EXERCISE AIM :: Report the number of lines below in which the word "JSON" occurs. Nothing else is needed.

MATERIAL FOR THIS EXERCISE ::
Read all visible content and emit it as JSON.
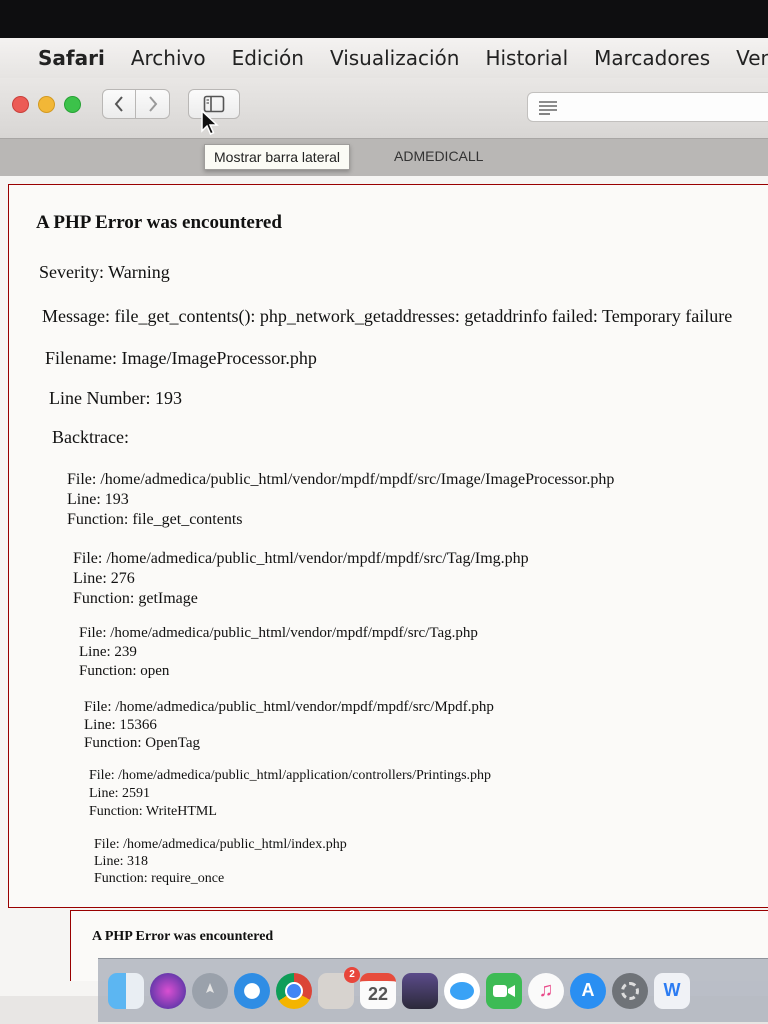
{
  "menubar": {
    "app_name": "Safari",
    "items": [
      "Archivo",
      "Edición",
      "Visualización",
      "Historial",
      "Marcadores",
      "Vent"
    ]
  },
  "toolbar": {
    "tooltip": "Mostrar barra lateral",
    "tab_title": "ADMEDICALL"
  },
  "error": {
    "heading": "A PHP Error was encountered",
    "severity": "Severity: Warning",
    "message": "Message: file_get_contents(): php_network_getaddresses: getaddrinfo failed: Temporary failure",
    "filename": "Filename: Image/ImageProcessor.php",
    "line_number": "Line Number: 193",
    "backtrace_label": "Backtrace:",
    "backtrace": [
      {
        "file": "File: /home/admedica/public_html/vendor/mpdf/mpdf/src/Image/ImageProcessor.php",
        "line": "Line: 193",
        "function": "Function: file_get_contents"
      },
      {
        "file": "File: /home/admedica/public_html/vendor/mpdf/mpdf/src/Tag/Img.php",
        "line": "Line: 276",
        "function": "Function: getImage"
      },
      {
        "file": "File: /home/admedica/public_html/vendor/mpdf/mpdf/src/Tag.php",
        "line": "Line: 239",
        "function": "Function: open"
      },
      {
        "file": "File: /home/admedica/public_html/vendor/mpdf/mpdf/src/Mpdf.php",
        "line": "Line: 15366",
        "function": "Function: OpenTag"
      },
      {
        "file": "File: /home/admedica/public_html/application/controllers/Printings.php",
        "line": "Line: 2591",
        "function": "Function: WriteHTML"
      },
      {
        "file": "File: /home/admedica/public_html/index.php",
        "line": "Line: 318",
        "function": "Function: require_once"
      }
    ]
  },
  "error2": {
    "heading": "A PHP Error was encountered"
  },
  "dock": {
    "calendar_day": "22",
    "badge": "2",
    "icons": [
      "finder-icon",
      "siri-icon",
      "launchpad-icon",
      "safari-icon",
      "chrome-icon",
      "photos-icon",
      "calendar-icon",
      "imovie-icon",
      "messages-icon",
      "facetime-icon",
      "music-icon",
      "appstore-icon",
      "preferences-icon",
      "pages-icon"
    ]
  },
  "colors": {
    "error_border": "#990000",
    "close": "#ec5b55",
    "minimize": "#f2b737",
    "zoom": "#3cc24a"
  }
}
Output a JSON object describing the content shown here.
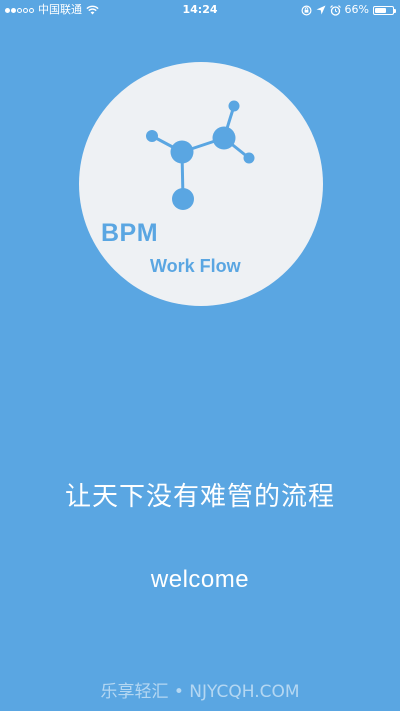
{
  "status_bar": {
    "carrier": "中国联通",
    "time": "14:24",
    "battery_percent_label": "66%",
    "battery_level": 0.66,
    "icons": [
      "signal-dots-icon",
      "wifi-icon",
      "rotation-lock-icon",
      "location-arrow-icon",
      "alarm-icon",
      "battery-icon"
    ]
  },
  "logo": {
    "title": "BPM",
    "subtitle": "Work Flow",
    "icon": "molecule-network-icon",
    "circle_color": "#eef1f4",
    "accent_color": "#5aa6e2"
  },
  "main": {
    "tagline": "让天下没有难管的流程",
    "welcome": "welcome"
  },
  "watermark": {
    "text": "乐享轻汇 • NJYCQH.COM"
  },
  "colors": {
    "background": "#5aa6e2",
    "text": "#ffffff"
  }
}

RESULT OF THE EXERCISE :: 2